Frederick Matthias Alexander, 1869-1955. Unrecognized Genius
Only genius explains this remarkable man's ability to comprehend subtle aspects of human functioning AND develop a radically unique practical technique that can be of tremendous use to its practicers.
In the beginning we place F.M.- as he was known- as a child in Tasmania. The grandson of three convicts transported from England for petty crimes, Alexander was a sickly and difficult child deemed too disruptive to stay in the small school of the frontier town his family lived in. A kindly Scots school master tutored him at home. Primarily self educated, he was trained to be keenly observant of the natural world around him by his father and gained the ability to attend to work from his mother. When, as a young man, his growing career as a recitalist became threatened by recurrent loss of voice, he diligently followed conventional treatment. They failed. He then went to work on himself, employing his novel mental abilities. An account of this self-experimentation and discovery is related in his book, "The Use of the Self". What Alexander invented was a way to combine several inhibitory practices that subdued automated reactions to stimuli and a specific muscular pattern that is associated with stress. The benefits were substantial and widespread. His ability to recite in performance did indeed become reliable, and with enhanced aesthetic qualities. Numerous other benefits became apparent: better respiration and general health, and, which he came to prize greatly, an enhanced general control over his reactions. Alexander's writings detail a kind of self-regulation in aid of bringing more reason to bear on the activities of living: a means to enjoy and develop what we now call Executive Function---the kind of thinking that makes a difference.

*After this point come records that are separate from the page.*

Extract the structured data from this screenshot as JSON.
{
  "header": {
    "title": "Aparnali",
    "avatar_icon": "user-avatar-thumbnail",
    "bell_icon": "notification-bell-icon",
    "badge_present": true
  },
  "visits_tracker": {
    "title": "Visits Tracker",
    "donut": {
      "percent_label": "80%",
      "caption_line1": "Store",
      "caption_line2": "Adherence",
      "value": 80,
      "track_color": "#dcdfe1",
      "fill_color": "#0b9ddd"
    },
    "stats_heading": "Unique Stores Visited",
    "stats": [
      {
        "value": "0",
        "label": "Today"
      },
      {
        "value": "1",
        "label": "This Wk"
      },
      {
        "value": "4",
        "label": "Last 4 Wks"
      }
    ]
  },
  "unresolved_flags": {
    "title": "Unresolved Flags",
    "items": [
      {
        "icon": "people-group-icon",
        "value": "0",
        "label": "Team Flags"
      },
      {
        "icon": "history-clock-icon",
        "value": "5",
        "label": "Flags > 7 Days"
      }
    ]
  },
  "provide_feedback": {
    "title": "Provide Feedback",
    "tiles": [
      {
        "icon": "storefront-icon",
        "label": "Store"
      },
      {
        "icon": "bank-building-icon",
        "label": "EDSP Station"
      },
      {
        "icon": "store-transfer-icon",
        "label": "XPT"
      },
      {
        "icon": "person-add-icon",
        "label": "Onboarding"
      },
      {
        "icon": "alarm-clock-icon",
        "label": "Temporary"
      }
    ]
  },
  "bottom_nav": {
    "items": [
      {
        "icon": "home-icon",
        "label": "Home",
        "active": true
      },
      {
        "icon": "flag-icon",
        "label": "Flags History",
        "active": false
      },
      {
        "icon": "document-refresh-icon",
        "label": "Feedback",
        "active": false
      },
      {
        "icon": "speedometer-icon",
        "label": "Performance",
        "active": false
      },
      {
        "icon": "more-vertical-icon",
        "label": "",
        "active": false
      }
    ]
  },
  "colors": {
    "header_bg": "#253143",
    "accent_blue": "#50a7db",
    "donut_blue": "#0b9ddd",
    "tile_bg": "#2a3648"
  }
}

As Alexander benefited from his discoveries and self-practice, he realized others might benefit as well. It became clear that, as with himself, other's judgement of their sensory experience of themselves and their environment wasn't necessarily accurate and helpful. The term "Faulty Sensory Appreciation" is unique to the Alexander Technique. It refers to an important aspect of functioning and why its reliability is of key importance. Other terms in aid of understanding this aspect of functioning are "appraisal process" and "information processing." Alexander proposed that we suffer from "mIss-appraisal" and therefore our experiences and actions are not always productive of health, growth and well-being.

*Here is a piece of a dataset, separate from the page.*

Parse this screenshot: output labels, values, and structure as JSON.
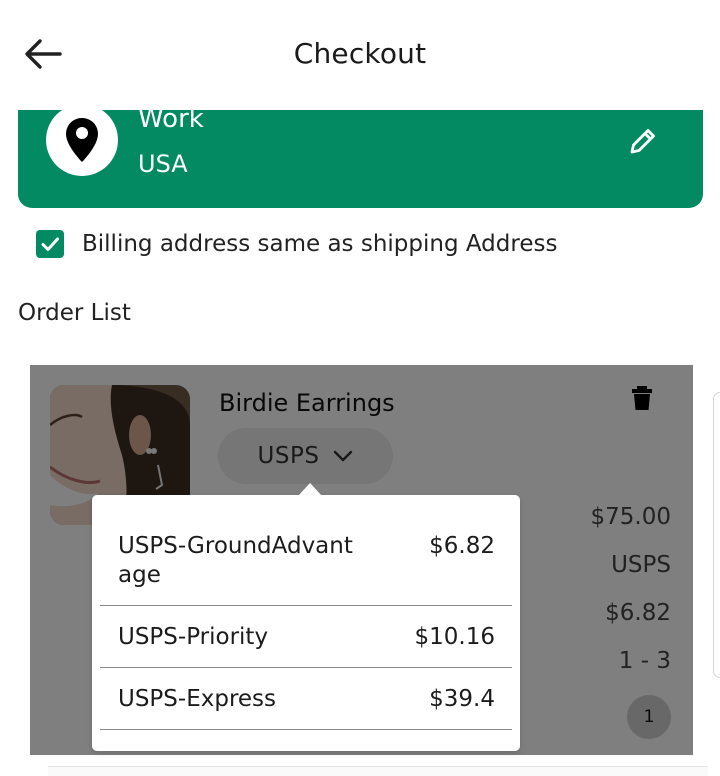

The manual guidance in a lesson enables the pupil to have an experience of using themselves in a way which they are very unlikely to be able to produce themselves. The daily round is comprised of one activity after another, primarily guided by automated processing and actions habituated through time. The muscular component of the moment, no matter how maladaptive or harmful, is part and parcel to how we are used to being and feeling. After all, we don't hit our heads on the ground that often; things must be working fine! Alexander found he reacted automatically, not just to the stimulus to speak, but to most everything. The maladapted muscular pattern he identified was, seemingly, inseparable from his automated reactions. Since Alexander suspected, and we now know, the pattern he identified is highly associated with stress...one might imagine the benefits gained by learning a technical practice that subdues these aspects of behavior. Alexander found that he could speed his students learning process by skillfully and gently guiding them with his hands. It's not unusual for students to have experiences in lessons where their judgement of their shape and bearing after guidance is dramatically different than what they see in a mirror. Simply put...what we feel may not be what's really going on!
Throughout its history, the Alexander Technique has attracted many interesting people to it's roster of students. Including Alexander's mail carrier. Perhaps most notably, many write and speak to the difficulty of representing a unique body of work that requires one to be guided, practice, have new experiences and likely change one's view of how humans function. It you don't perfectly understand the Alexander Technique from reading the information on this site...GREAT!. Try a few lessons.
A number of well-known people have studied the Technique throughout its 120 year history, ranging from literary figures George Bernard Shaw, Aldous Huxley, Robertson Davies and philosopher John Dewey to contemporary personalities like the musician Sting and the actor Dame Judy Dench.
"The Alexander Technique has given me a new way to approach my future. A direction, and energetic template of sorts; going forward and up in my life, not down. Having worked for forty years as an Emergency Room Nurse, I know what down looks like. It's hard to describe the technique and even harder to explain the ramifications that occur on many levels. All of which happen without effort or trying or doing. Learning to say "no" and not-doing were exotic concepts for me and led me to many unexpected side effects, the best of which was giving me access to a treasure trove of energy I didn't know I had left. That alone was worth the price of admission. I am a person who likes to get the most bang for my buck, maximum results from my effort. This technique is for anyone of any age who would like to do something wonderful for themselves and I'd say the younger you start the better. I am not young, so I needed it and appreciate it more. If you are a parent who wants to give their child a great gift...give them lessons! Set them up for life. I was fortunate to find a talented and amazing teacher, Rebecca Robbins, without whom none of this would have been possible." - Janie Petersen.